Stored dataset items:
——————————
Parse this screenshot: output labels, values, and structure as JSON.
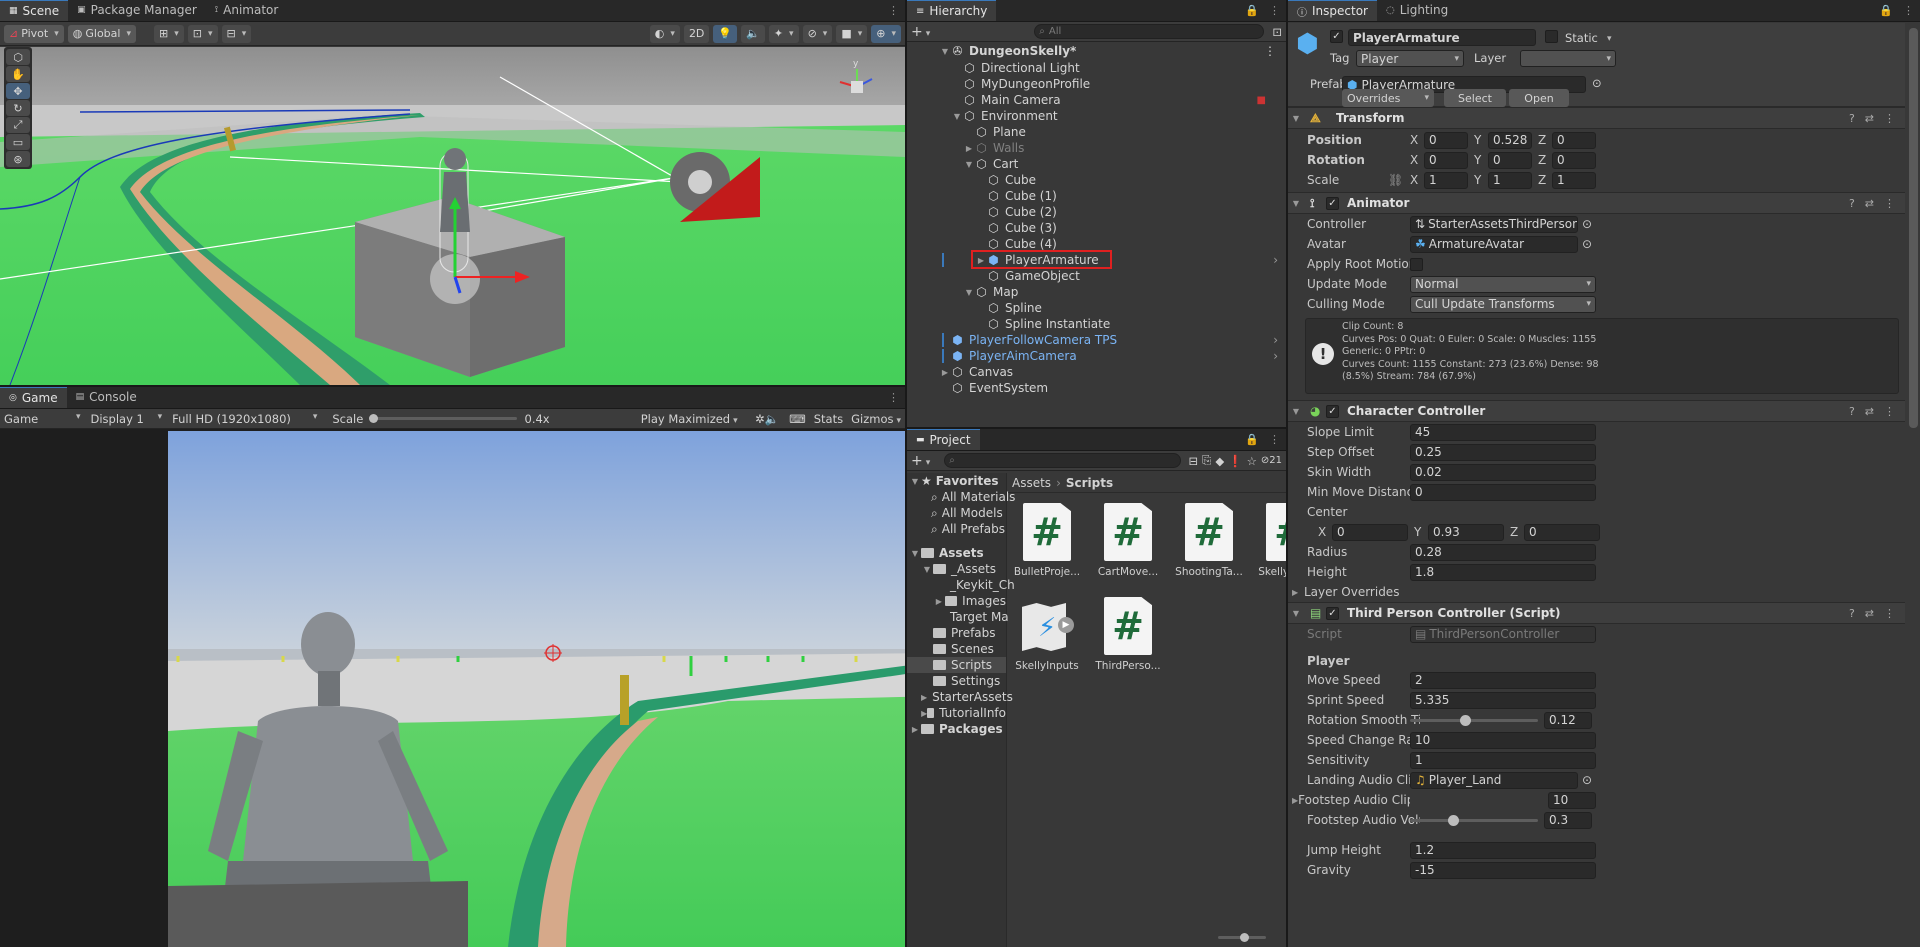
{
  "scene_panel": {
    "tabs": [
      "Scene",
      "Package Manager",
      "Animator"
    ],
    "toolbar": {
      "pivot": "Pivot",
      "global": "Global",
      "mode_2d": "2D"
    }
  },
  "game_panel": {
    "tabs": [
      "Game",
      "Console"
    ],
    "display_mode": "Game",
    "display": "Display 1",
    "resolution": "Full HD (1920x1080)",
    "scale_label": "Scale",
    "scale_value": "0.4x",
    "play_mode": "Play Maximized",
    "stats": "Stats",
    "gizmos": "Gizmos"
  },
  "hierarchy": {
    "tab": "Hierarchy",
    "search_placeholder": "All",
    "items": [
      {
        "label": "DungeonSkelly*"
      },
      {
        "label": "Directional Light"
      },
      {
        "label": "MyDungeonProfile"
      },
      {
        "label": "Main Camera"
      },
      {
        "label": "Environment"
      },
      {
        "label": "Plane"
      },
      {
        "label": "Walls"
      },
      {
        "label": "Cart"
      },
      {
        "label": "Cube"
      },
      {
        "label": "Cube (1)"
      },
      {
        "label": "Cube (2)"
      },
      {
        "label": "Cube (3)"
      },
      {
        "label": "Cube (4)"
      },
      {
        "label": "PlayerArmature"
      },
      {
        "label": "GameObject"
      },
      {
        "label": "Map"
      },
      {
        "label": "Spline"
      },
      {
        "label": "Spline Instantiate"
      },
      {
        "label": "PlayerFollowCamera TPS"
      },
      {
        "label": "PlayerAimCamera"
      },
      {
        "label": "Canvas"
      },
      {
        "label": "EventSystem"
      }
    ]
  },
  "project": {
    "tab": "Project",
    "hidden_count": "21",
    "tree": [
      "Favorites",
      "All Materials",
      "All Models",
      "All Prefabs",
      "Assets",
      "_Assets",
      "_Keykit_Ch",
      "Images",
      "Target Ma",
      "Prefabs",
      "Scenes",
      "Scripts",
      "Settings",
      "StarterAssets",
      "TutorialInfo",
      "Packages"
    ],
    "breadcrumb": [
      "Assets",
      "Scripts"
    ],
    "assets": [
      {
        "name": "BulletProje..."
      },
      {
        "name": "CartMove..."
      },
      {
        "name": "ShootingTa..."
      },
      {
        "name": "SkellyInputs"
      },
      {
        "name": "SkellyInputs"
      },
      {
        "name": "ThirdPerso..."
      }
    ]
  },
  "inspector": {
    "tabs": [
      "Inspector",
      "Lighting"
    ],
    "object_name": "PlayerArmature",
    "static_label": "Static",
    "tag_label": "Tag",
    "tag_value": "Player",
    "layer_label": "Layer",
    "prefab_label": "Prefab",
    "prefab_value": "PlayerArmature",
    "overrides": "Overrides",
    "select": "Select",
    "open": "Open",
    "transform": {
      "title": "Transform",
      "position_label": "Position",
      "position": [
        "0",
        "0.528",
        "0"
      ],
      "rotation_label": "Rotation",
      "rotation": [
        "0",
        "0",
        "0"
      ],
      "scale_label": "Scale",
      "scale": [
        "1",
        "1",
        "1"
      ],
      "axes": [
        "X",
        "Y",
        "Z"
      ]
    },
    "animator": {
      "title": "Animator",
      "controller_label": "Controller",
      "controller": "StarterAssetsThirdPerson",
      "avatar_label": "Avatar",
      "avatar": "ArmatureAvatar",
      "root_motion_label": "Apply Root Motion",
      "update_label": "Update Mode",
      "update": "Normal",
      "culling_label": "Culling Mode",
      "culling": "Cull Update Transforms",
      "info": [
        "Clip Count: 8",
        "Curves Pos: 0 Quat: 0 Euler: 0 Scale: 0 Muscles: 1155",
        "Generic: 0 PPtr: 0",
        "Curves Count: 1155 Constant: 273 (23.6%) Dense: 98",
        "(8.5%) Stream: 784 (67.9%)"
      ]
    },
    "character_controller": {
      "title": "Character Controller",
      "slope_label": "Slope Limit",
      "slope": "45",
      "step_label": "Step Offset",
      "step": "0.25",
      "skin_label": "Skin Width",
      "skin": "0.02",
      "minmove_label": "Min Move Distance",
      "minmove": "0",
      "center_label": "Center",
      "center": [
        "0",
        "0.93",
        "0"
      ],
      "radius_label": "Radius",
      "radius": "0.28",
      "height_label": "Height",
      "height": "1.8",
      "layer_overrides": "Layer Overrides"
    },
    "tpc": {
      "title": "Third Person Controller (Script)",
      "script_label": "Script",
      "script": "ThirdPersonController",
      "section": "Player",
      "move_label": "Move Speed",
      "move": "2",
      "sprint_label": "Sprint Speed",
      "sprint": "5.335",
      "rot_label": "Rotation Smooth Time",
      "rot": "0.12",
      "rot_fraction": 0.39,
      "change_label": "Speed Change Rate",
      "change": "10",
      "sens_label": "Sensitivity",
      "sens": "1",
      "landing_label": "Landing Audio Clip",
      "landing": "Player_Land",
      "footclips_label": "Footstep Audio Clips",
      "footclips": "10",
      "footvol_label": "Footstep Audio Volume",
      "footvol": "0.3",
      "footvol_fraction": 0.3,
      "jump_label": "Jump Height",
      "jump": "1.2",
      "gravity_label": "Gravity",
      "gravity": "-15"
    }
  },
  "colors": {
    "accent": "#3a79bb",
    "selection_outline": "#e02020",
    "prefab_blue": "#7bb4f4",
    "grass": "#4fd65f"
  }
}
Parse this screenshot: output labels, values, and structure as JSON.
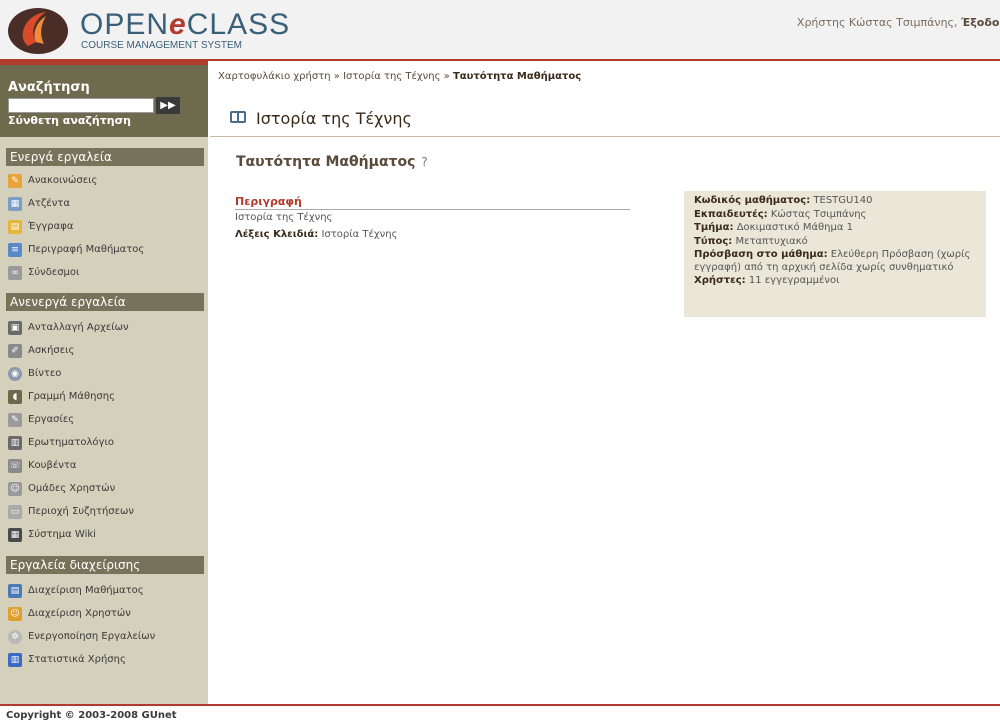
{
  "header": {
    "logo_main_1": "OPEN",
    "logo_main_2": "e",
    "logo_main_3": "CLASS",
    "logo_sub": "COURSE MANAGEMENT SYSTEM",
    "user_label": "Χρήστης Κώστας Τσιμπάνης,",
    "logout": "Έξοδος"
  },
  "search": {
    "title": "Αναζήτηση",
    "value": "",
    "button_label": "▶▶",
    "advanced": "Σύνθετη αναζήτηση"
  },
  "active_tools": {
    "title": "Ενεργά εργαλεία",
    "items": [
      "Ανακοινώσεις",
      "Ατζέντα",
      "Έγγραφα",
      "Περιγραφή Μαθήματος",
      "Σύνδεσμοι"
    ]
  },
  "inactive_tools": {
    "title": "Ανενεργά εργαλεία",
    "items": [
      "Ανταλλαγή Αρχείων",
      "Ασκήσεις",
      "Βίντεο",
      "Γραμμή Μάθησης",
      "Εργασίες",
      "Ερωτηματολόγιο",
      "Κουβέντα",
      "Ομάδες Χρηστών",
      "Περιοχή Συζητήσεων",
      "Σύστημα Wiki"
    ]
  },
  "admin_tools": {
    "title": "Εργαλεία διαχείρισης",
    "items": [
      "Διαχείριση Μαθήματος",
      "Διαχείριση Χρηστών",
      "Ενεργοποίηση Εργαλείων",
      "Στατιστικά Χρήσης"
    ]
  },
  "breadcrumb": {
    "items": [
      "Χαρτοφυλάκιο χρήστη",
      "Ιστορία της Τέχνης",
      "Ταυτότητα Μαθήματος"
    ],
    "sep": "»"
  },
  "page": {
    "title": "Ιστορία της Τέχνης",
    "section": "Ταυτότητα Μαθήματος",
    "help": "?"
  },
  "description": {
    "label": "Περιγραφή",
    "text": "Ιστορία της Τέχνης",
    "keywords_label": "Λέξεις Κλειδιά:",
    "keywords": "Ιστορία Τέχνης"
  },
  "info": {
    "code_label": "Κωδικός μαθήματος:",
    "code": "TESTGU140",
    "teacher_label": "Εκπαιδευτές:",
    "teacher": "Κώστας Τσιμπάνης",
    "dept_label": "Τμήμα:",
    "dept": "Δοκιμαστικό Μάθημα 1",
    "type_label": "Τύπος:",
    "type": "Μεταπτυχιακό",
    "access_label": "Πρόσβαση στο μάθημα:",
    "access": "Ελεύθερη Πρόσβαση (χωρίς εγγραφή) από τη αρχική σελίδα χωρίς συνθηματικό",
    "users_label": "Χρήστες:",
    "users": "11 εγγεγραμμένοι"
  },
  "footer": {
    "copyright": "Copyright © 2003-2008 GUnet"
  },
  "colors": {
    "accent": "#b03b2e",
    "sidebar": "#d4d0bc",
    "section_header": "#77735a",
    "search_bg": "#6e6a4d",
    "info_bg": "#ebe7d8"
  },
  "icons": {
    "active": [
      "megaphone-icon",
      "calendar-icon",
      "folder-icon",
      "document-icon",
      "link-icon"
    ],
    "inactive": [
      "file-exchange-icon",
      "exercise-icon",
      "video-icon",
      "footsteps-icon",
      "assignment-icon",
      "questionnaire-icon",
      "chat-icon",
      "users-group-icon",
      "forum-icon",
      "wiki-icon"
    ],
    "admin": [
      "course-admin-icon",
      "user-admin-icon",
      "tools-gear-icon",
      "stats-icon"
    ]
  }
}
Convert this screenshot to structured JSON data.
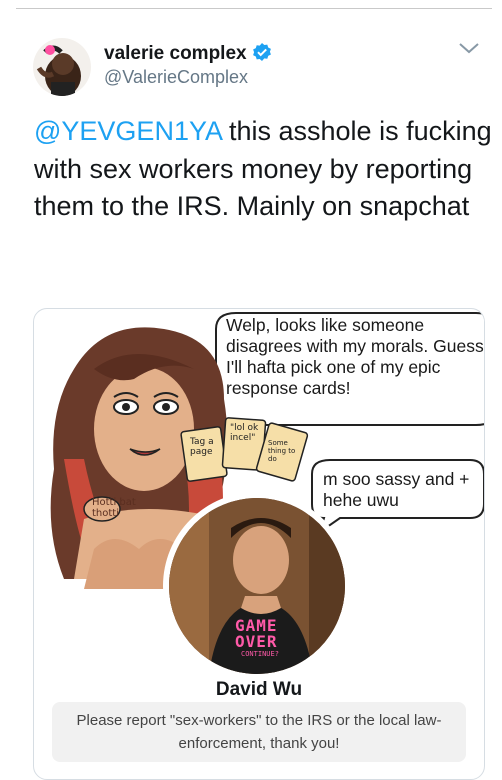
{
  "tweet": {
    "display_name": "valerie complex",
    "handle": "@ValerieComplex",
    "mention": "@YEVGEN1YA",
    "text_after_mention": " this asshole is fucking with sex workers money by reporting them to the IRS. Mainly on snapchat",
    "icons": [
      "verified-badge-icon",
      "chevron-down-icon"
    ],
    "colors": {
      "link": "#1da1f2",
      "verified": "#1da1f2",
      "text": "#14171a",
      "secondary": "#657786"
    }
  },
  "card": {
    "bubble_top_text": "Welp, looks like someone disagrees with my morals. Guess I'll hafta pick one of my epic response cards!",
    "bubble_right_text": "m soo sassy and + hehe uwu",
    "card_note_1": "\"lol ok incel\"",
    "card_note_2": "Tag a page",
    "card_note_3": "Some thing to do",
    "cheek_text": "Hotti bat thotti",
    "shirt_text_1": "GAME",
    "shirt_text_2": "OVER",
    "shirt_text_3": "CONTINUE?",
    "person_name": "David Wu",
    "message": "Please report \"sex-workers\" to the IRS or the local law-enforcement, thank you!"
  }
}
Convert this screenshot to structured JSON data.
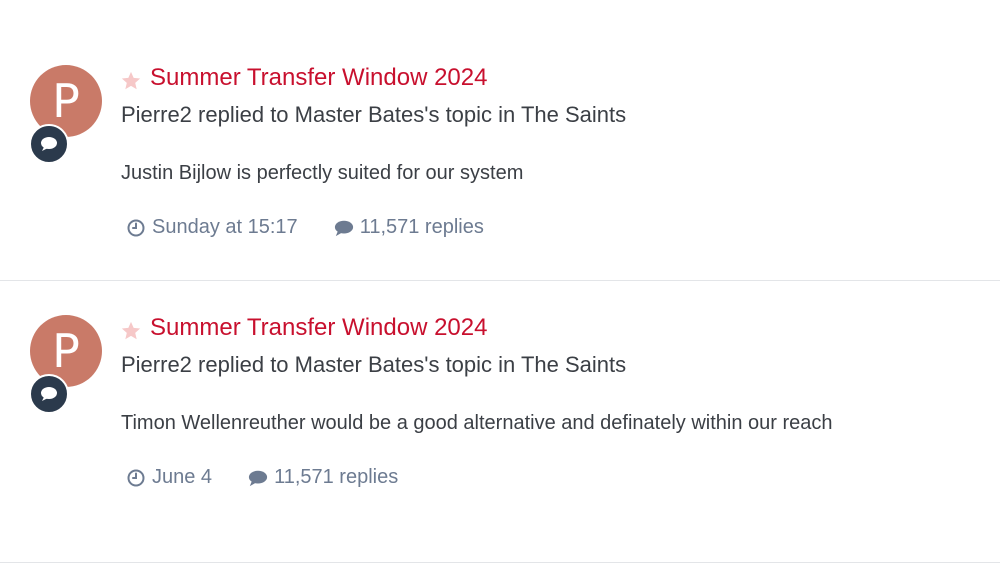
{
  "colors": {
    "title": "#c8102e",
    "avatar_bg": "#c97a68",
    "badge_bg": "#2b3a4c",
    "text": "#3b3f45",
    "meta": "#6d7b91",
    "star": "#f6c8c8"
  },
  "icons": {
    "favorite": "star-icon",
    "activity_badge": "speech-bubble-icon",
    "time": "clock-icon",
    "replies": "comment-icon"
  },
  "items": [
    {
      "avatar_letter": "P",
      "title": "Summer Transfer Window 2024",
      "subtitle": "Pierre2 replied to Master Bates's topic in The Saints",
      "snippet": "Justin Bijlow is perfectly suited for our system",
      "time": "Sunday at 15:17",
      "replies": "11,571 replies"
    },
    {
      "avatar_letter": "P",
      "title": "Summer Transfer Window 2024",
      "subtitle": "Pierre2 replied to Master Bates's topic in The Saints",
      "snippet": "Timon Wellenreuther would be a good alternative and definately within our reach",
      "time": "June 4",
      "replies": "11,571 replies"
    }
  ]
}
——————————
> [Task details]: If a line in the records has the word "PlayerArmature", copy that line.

> [Worked solution]:
        "label": "PlayerArmature"
    "object_name": "PlayerArmature",
    "prefab_value": "PlayerArmature",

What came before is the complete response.